First, the determination of whether a proceeding is an appropriate means to seek to remedy an injury, loss, or damage depends upon the specific factual and/or statutory setting of each case: Nasr Hospitality Services Inc. v. Intact Insurance, 2018 ONCA 725, 142 O.R. (3d) 561, at para. 46. Second, this court has observed that two circumstances most often delay the date on which a claim is discovered under this subsection. The first is when the plaintiff relied on the defendant’s superior knowledge and expertise, especially where the defendant took steps to ameliorate the loss. The other situation is where an alternative dispute resolution process offers an adequate remedy, and it has not been completed: Nasr, at para. 50. Third, Sharpe J.A. in Markel Insurance Company of Canada v. ING Insurance Company of Canada, 2012 ONCA 218, 109 O.R. (3d) 652, at para. 34, provided the following guidance concerning the meaning of the term “appropriate”:This brings me to the question of when it would be “appropriate” to bring a proceeding within the meaning of s. 5 (1)(a)(iv) of the Limitations Act. Here as well, I fully accept that parties should be discouraged from rushing to litigation or arbitration and encouraged to discuss and negotiate claims.
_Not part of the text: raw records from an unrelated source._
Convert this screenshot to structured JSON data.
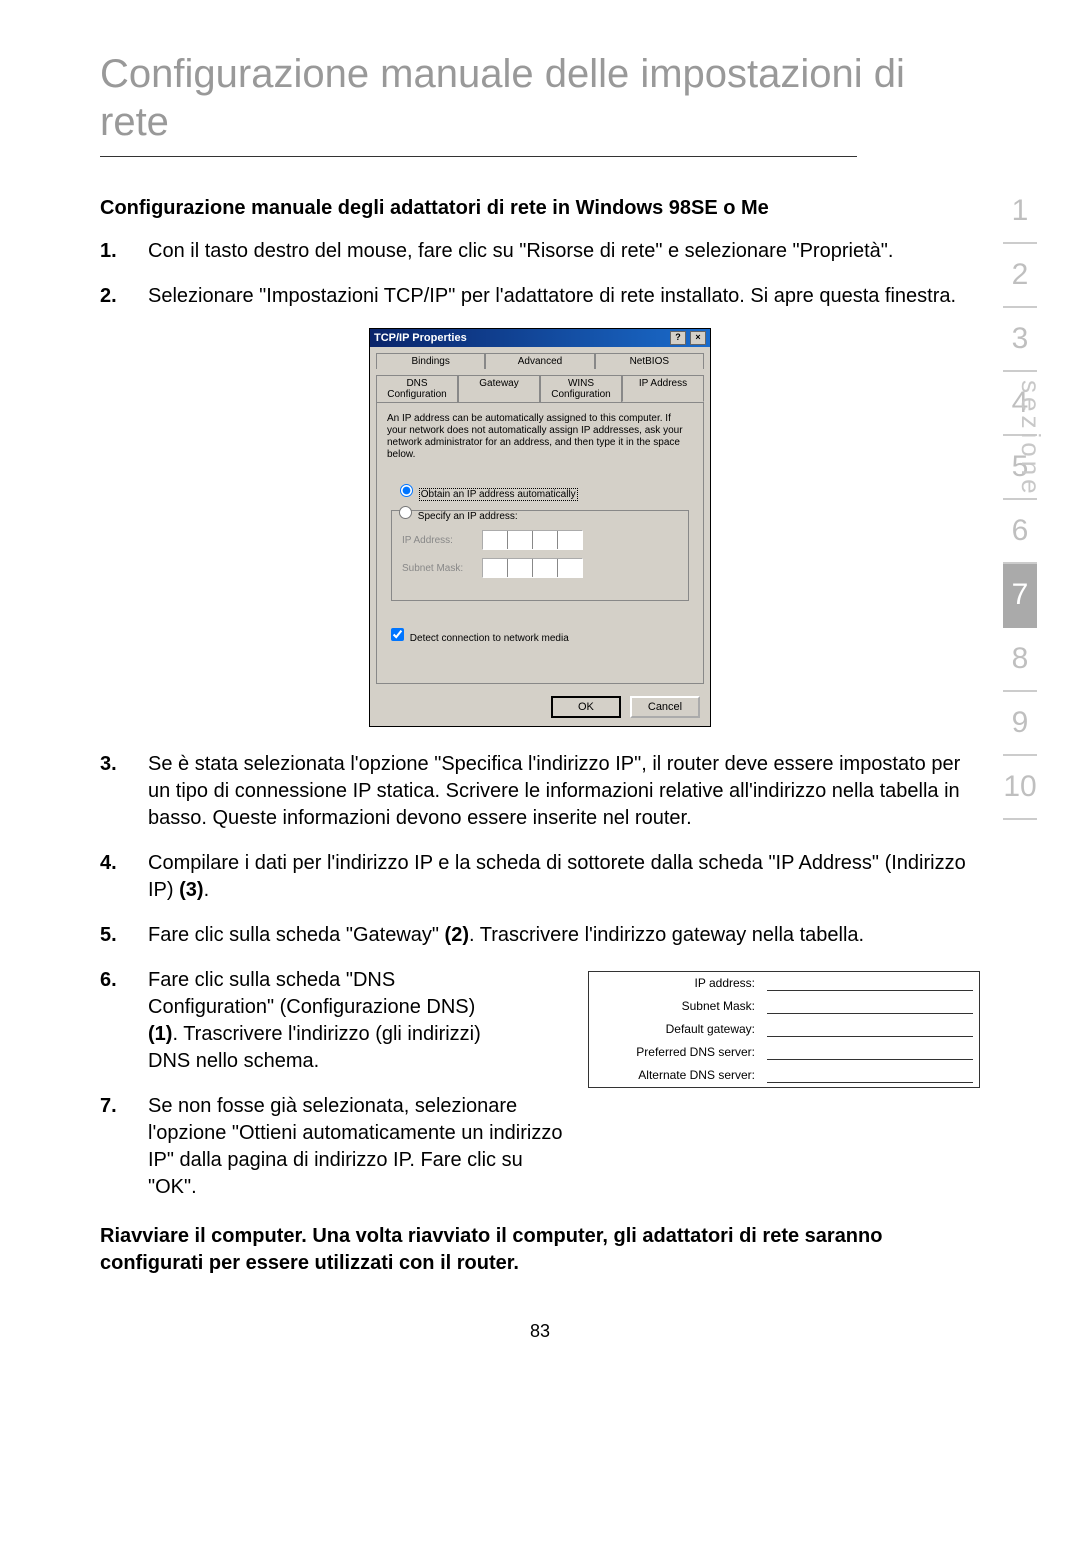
{
  "title": "Configurazione manuale delle impostazioni di rete",
  "subheading": "Configurazione manuale degli adattatori di rete in Windows 98SE o Me",
  "steps": {
    "s1": {
      "num": "1.",
      "text": "Con il tasto destro del mouse, fare clic su \"Risorse di rete\" e selezionare \"Proprietà\"."
    },
    "s2": {
      "num": "2.",
      "text": "Selezionare \"Impostazioni TCP/IP\" per l'adattatore di rete installato. Si apre questa finestra."
    },
    "s3": {
      "num": "3.",
      "text": "Se è stata selezionata l'opzione \"Specifica l'indirizzo IP\", il router deve essere impostato per un tipo di connessione IP statica. Scrivere le informazioni relative all'indirizzo nella tabella in basso. Queste informazioni devono essere inserite nel router."
    },
    "s4": {
      "num": "4.",
      "text_a": "Compilare i dati per l'indirizzo IP e la scheda di sottorete dalla scheda \"IP Address\" (Indirizzo IP) ",
      "text_b": "(3)",
      "text_c": "."
    },
    "s5": {
      "num": "5.",
      "text_a": "Fare clic sulla scheda \"Gateway\" ",
      "text_b": "(2)",
      "text_c": ". Trascrivere l'indirizzo gateway nella tabella."
    },
    "s6": {
      "num": "6.",
      "text_a": "Fare clic sulla scheda \"DNS Configuration\" (Configurazione DNS) ",
      "text_b": "(1)",
      "text_c": ". Trascrivere l'indirizzo (gli indirizzi) DNS nello schema."
    },
    "s7": {
      "num": "7.",
      "text": "Se non fosse già selezionata, selezionare l'opzione \"Ottieni automaticamente un indirizzo IP\" dalla pagina di indirizzo IP. Fare clic su \"OK\"."
    }
  },
  "footer_bold": "Riavviare il computer. Una volta riavviato il computer, gli adattatori di rete saranno configurati per essere utilizzati con il router.",
  "page_number": "83",
  "dialog": {
    "title": "TCP/IP Properties",
    "tabs_row1": {
      "t1": "Bindings",
      "t2": "Advanced",
      "t3": "NetBIOS"
    },
    "tabs_row2": {
      "t1": "DNS Configuration",
      "t2": "Gateway",
      "t3": "WINS Configuration",
      "t4": "IP Address"
    },
    "desc": "An IP address can be automatically assigned to this computer. If your network does not automatically assign IP addresses, ask your network administrator for an address, and then type it in the space below.",
    "radio_auto": "Obtain an IP address automatically",
    "radio_specify": "Specify an IP address:",
    "ip_label": "IP Address:",
    "mask_label": "Subnet Mask:",
    "detect": "Detect connection to network media",
    "ok": "OK",
    "cancel": "Cancel"
  },
  "note_table": {
    "r1": "IP address:",
    "r2": "Subnet Mask:",
    "r3": "Default gateway:",
    "r4": "Preferred DNS server:",
    "r5": "Alternate DNS server:"
  },
  "nav": {
    "label": "sezione",
    "items": [
      "1",
      "2",
      "3",
      "4",
      "5",
      "6",
      "7",
      "8",
      "9",
      "10"
    ],
    "active": "7"
  }
}
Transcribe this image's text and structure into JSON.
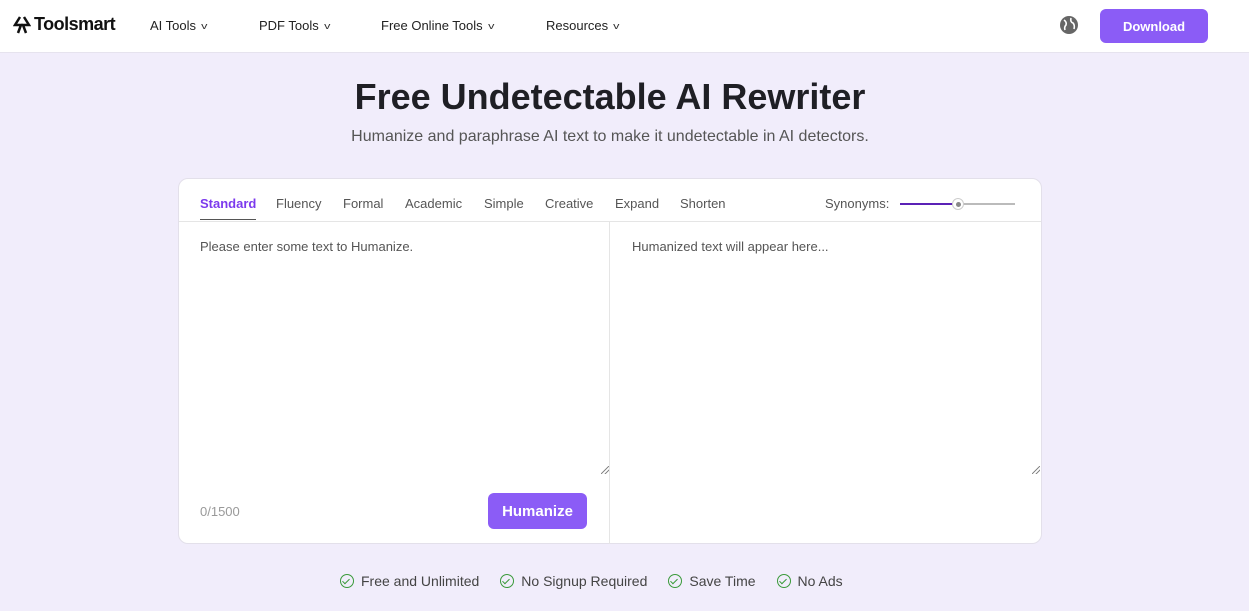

In my view, when s. 5 (1) (a)(iv) states that a claim is “discovered” only when “having a regard to the nature of the injury, loss or damage, a proceeding would be an appropriate means to seek to remedy it,” the word “appropriate” must mean legally appropriate. To give “appropriate” an evaluative gloss allowing a party to delay the commencement of proceedings for some tactical or other reason beyond two years from the date the claim is fully ripened and requiring the court to assess the tone and tenor of communications in search of a clear denial would, in my opinion, inject an unacceptable element of uncertainty into the law of limitation of actions. [Emphasis in original.]
It’s also another addition to the jurisprudence considering the impact of a criminal proceeding on the timeliness of a civil proceeding. The outcome of a criminal proceeding may assist in assessing the merits of a civil proceeding, but that’s not a material consideration in the limitations analysis:
 The appellant’s principal submission is that he should have been permitted to wait until the criminal proceedings concluded so that he could evaluate his chances of success in litigation. He argues that litigation is an expensive and risky proposition, and he should not have been forced to commence a civil proceeding until he knew that he had a chance of success. This argument, of course, is precisely what this court in Markel said a plaintiff is not permitted to do. If such an evaluative analysis could effectively stop the running of the limitation period, questions will necessarily follow regarding the nature of that analysis and the factors that could be considered. For example, is it open to a plaintiff to argue that he or she can await the outcome of a related discipline process in a professional negligence claim? May a potential plaintiff commence a claim many years after the events if there is a change in the law that increases his or her chances of success? If a critical witness goes missing and is later discovered, is it open to the plaintiff to assert that he or she did not know whether it was appropriate to bring an action until the witness was found?